Hayson Wang

Visiting Researcher, Nuffield Department of Surgical Sciences, University of Oxford

Chenyu (Hayson) Wang is a plastic surgeon and surgical scientist. He is currently working as a visiting researcher at the Nuffield Department of Surgical Sciences, University of Oxford. He has published extensively on surgical sciences in peer-reviewed journal articles. He is also a China registered psychological consultant and is pursuing a Master's degree in Procedural Law. He has conducted social psychology research in China.

The world is waiting for a coronavirus vaccine. (Dado Ruvic/REUTERS/illustration photo)

Covid-19 vaccine: Who will win the race?

The race for a vaccine for Covid-19 has begun, with the US and China in the lead with clinical trials and testing. Oxford University visiting researcher Hayson Wang points out that countries will have to work together in order to develop an effective vaccine, rather than compete against one another.
A sign instructing tourists to "Stay Away" is seen beside the road in the village of Airton in northern England on 22 March 2020. (Oli Scarff/AFP)

Chinese doctor in the UK: Presumed words of surrender were exactly what Britons needed to hear

At first, it seemed that the UK was adopting a rather lax approach to handling the outbreak, hoping to delay its spread, rather than contain it. But Hayson Wang opines that the government's perceived posture of "surrendering to the outbreak“ has actually spurred the UK public into taking more precautions. In recent days, both in response to rising criticism as well as rising fatalities — the death toll is currently 335 — the UK looks to be going the harsher way of some of its neighbours, announcing a lockdown that will last for at least three weeks.
A test tube with the coronavirus label is seen in this illustration taken on 29 January 2020. (Dado Ruvic/File Photo/Reuters)

Covid-19 highlights controversies of the Chinese research system

Researchers possibly withholding information about human-to-human transmission, or publishing papers using someone else's research data... These are just a few of the controversies of the Chinese research system highlighted by the Covid-19 outbreak. How can the scientific community break out of the cycle of alleged unscholarly conduct?
A Lombardy regional government notice reading "Coronavirus, Let's stop it together," sits on display on a digital billboard in Piazza Gae Aulenti in Milan, Italy, on 12 March 2020. (Alberto Bernasconi/Bloomberg)

Stop squabbling over ideology and fight the virus

Leave ideology out of it, says Hayson Wang, if policymakers truly want to design epidemic management strategies that are fit for purpose.
This picture taken on 15 January 2020 shows a butcher selling a yak's head to a customer at a market in Beijing. (Nicolas Asfouri/AFP)

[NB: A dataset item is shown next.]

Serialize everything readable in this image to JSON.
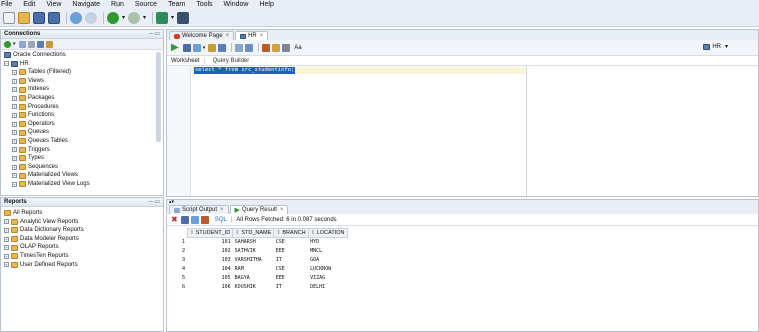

Why it is hard to keep game meat off the table

A wild peacock can easily cost up to 10,000 RMB, and is a way to show off new wealth, while regulating the sale of wildlife is also a thankless labour, and may not help Chinese officials gain merits and advancements. Medical researcher Hayson Wang examines the Chinese’s gastronomic, medicinal and economic appetites for exotic wildlife and the reasons why it is so difficult to regulate and stop wildlife trading in China.
People wearing protective face masks walk along a street in Shanghai on 17 February 2020. (Noel Celis/AFP)

Viruses, sinophobia and conspiracy theories

The possibility of Covid-19 being a US-related biological weapon has been swirling around in the press and on social media. While little weight is given to the conjectures, just like in the case of sinophobia, a climate of fear could continue to cause panic and cloud China’s interactions with the world.
Consumption of wild game is a contributing factor to the current Wuhan coronavirus epidemic, as well as SARS in 2003. (Internet)

Wuhan coronavirus: The search for a permanent solution

Wildlife trade comes under the spotlight again as the Wuhan coronavirus rages on. Will this finally galvanise the authorities to take a tougher stance and find a permanent solution?
Medical disputes are on the rise in China. (iStock)

No end to China’s medical disputes

A cycle of distrust has meant that medical disputes in China are getting rowdier and more ridiculous by the day. With unrealistic expectations of medical care and disadvantageous policies deeply entrenched, medical practitioner and researcher Hayson Wang laments that the solution is nowhere in sight.